Do your students ever share ideas that are only peripherally related to the discussion you are having? We discuss ways to minimize and deal with such contributions.
Blake E. Peterson, Shari L. Stockero, Keith R. Leatham, and Laura R. Van Zoest
Jessica Pierson Bishop, Lisa L. Lamb, Ian Whitacre, Randolph A. Philipp, and Bonnie P. Schappelle
Are your students negative about integers? Help them experience positivity and joy doing integer arithmetic!
Jeff Gregg, Diana Underwood Gregg, and Introduction by: Melissa Boston
From the Archives highlights articles from NCTM’s legacy journals, as chosen by leaders in mathematics education.
Amanda K. Riske, Catherine E. Cullicott, Amanda Mohammad Mirzaei, Amanda Jansen, and James Middleton
We introduce the Into Math Graph tool, which students use to graph how “into" mathematics they are over time. Using this tool can help teachers foster conversations with students and design experiences that focus on engagement from the student’s perspective.
Crystal Kalinec-Craig, Emily P. Bonner, and Traci Kelley
This article describes an innovation in an elementary mathematics education course called SEE Math (Support and Enrichment Experiences in Mathematics), which aims to support teacher candidates (TCs) as they learn to teach mathematics through problem solving while promoting equity during multiple experiences with a child. During this 8-week program, TCs craft and implement tasks that promote problem solving in the context of a case study of a child’s thinking while collecting and analyzing student data to support future instructional decisions. The program culminates in a mock parent–teacher conference. Data samples show how SEE Math offers TCs an opportunity to focus on the nuances of children’s strengths rather than traditional measures of achievement and skill.
Aaron Brakoniecki, Julie M. Amador, and David M. Glassmeyer
Tasks and materials that allow for different approaches can help teachers incorporate student reasoning and can promote connections across different mathematical ideas.
LauraMarie K. Coleman
Struggling students engage in a scaffolded series of problems and learning experiences that provide access to grade-level content.
LouAnn H. Lovin

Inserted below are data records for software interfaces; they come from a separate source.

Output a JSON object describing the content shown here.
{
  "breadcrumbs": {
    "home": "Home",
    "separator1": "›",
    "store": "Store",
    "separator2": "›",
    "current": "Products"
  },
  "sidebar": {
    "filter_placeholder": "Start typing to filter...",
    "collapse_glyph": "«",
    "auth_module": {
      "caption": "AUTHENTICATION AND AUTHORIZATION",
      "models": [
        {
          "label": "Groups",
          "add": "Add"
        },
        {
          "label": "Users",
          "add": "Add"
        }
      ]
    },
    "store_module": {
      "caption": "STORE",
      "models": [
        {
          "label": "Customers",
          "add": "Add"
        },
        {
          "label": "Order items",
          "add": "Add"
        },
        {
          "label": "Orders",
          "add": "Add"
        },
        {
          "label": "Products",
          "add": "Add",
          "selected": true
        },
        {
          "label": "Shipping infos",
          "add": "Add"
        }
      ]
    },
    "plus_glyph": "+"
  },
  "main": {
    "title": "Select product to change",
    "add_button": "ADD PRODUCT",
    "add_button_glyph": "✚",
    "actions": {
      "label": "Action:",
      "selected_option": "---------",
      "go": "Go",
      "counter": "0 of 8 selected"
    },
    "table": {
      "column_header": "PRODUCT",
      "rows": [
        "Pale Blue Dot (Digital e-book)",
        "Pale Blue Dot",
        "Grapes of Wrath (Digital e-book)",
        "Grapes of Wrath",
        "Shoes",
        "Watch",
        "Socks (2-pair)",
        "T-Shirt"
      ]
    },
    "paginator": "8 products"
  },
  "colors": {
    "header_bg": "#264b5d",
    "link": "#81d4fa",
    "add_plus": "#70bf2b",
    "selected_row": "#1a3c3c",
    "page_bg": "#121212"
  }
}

Moving beyond memorization of probability rules, the area model can be useful in making some significant ideas in probability more apparent to students. In particular, area models can help students understand when and why they multiply probabilities and when and why they add probabilities.
Tracy E. Dobie and Miriam Gamoran Sherin
Language is key to how we understand and describe mathematics teaching and learning. Learning new terms can help us reflect on our practice and grow as teachers, yet may require us to be intentional about where and how we look for opportunities to expand our lexicons.
Kelly Hagan and Cheng-Yao Lin
April 2020's GPS department provides tasks for each grade band that invite students to reason with age-appropriate number theoretic concepts.